Highly commended in Tomorrow’s Workforce was Deloitte for its engaging and effective use of social networking in graduate recruitment. Through Facebook question-and-answer sessions with staff using live video, graduate video blogs and even 30-second film festival, prospective employees have been able to get clear picture of the firm’s culture and its people, leading to improved retention and engagement during the critical first year with the firm.
Other award winners were:
The Skills Highway Award: Supported by the Department of Labour, this recognises workplaces that can demonstrate how helping improve their employees’ reading, writing, maths and communication skills has improved business outcomes. The winner was Auckland firm Cardinal Logistics, which invested in package of initiatives around training and cultural change in an effort to improve communication, reduce errors and boost productivity.
Highly commended was Stevenson Group, which services the quarrying, mining, engineering and construction sectors, for its five-day foundation skills programme Stepping Up.
The Diversity Award: Recognises organisations that really strive to make the most of their diverse workforce and went to Bupa Care Services for its Personal Best training programme that helps staff see life through residents’ and clients’ eyes. The company has 3300 staff working in more than 60 care establishments such as hospitals and rest homes, and the programme was rolled out with the help of 117 facilitators drawn from all levels of the business – 95 percent of them non-managers.
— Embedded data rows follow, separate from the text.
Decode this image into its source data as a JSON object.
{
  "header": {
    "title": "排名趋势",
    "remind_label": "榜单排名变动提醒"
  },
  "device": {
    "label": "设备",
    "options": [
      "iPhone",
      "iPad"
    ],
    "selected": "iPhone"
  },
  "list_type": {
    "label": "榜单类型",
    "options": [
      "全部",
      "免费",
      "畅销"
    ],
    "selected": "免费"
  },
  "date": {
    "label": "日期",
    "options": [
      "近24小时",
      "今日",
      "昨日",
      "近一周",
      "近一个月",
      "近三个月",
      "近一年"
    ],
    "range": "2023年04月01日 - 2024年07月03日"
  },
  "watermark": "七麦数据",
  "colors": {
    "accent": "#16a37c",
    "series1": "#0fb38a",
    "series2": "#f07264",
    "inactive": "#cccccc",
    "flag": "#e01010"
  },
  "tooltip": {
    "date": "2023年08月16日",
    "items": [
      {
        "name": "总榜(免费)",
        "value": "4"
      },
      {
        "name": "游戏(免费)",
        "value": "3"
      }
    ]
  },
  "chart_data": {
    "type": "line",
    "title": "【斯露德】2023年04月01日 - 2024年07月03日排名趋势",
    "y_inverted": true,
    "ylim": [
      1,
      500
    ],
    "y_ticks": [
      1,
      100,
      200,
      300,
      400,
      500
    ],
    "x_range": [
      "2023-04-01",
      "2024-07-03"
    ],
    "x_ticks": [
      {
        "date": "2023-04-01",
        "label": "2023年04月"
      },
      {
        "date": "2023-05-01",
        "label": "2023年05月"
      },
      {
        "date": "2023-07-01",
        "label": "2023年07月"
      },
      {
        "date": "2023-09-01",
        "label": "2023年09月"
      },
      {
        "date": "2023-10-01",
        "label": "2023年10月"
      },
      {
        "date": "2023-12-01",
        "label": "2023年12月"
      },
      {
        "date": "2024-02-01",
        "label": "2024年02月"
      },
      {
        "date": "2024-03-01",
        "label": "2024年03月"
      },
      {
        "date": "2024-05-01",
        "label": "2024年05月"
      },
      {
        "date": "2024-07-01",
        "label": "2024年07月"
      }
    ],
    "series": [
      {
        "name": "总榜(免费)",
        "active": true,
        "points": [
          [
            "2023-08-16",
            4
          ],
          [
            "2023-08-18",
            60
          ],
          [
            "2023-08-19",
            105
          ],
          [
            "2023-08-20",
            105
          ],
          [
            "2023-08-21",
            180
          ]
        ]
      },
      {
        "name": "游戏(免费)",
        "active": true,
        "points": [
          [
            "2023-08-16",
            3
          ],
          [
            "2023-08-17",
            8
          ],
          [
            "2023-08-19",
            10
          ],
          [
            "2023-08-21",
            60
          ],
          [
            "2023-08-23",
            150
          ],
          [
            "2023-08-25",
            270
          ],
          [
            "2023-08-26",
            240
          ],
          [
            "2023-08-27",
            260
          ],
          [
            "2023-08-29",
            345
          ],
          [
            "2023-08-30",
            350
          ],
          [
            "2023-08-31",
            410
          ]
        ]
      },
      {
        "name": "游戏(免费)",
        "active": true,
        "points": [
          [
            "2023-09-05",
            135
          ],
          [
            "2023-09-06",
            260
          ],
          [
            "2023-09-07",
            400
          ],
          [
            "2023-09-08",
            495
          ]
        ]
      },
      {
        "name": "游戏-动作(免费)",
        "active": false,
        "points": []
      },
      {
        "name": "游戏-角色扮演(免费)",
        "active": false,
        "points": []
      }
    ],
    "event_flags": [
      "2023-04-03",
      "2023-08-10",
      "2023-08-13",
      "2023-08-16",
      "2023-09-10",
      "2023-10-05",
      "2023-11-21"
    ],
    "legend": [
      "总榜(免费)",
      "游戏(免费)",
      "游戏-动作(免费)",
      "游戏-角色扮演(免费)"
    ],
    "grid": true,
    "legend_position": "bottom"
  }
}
Highly commended was EasiYo Products, where going to work is family affair. Ninety percent of the production team is Tongan, with 24 of them related to each other. EasiYo introduced literacy and numeracy training for production staff last year and is already reaping the benefits, with fewer errors, improved efficiency, productivity and hazard reporting, and staff displaying more confidence.
The Work & Life Award celebrates organisations creating environments in which people have flexibility and autonomy to meet their work commitments and their out-of-work responsibilities. Engineering consultancy URS New Zealand, which has 300 staff in Auckland, Tauranga, Wellington and Christchurch, won for its innovative approach. Staff can take advantage of range of flexible working options such as flexible start and finish times – the most commonly-used provision; compressed weeks of four 10-hour days; tools to work from home; and flexible leave and compensation policy.
Highly commended was SKYCITY Auckland for its employee support service Connect, created with input from the company’s 3000 multicultural staf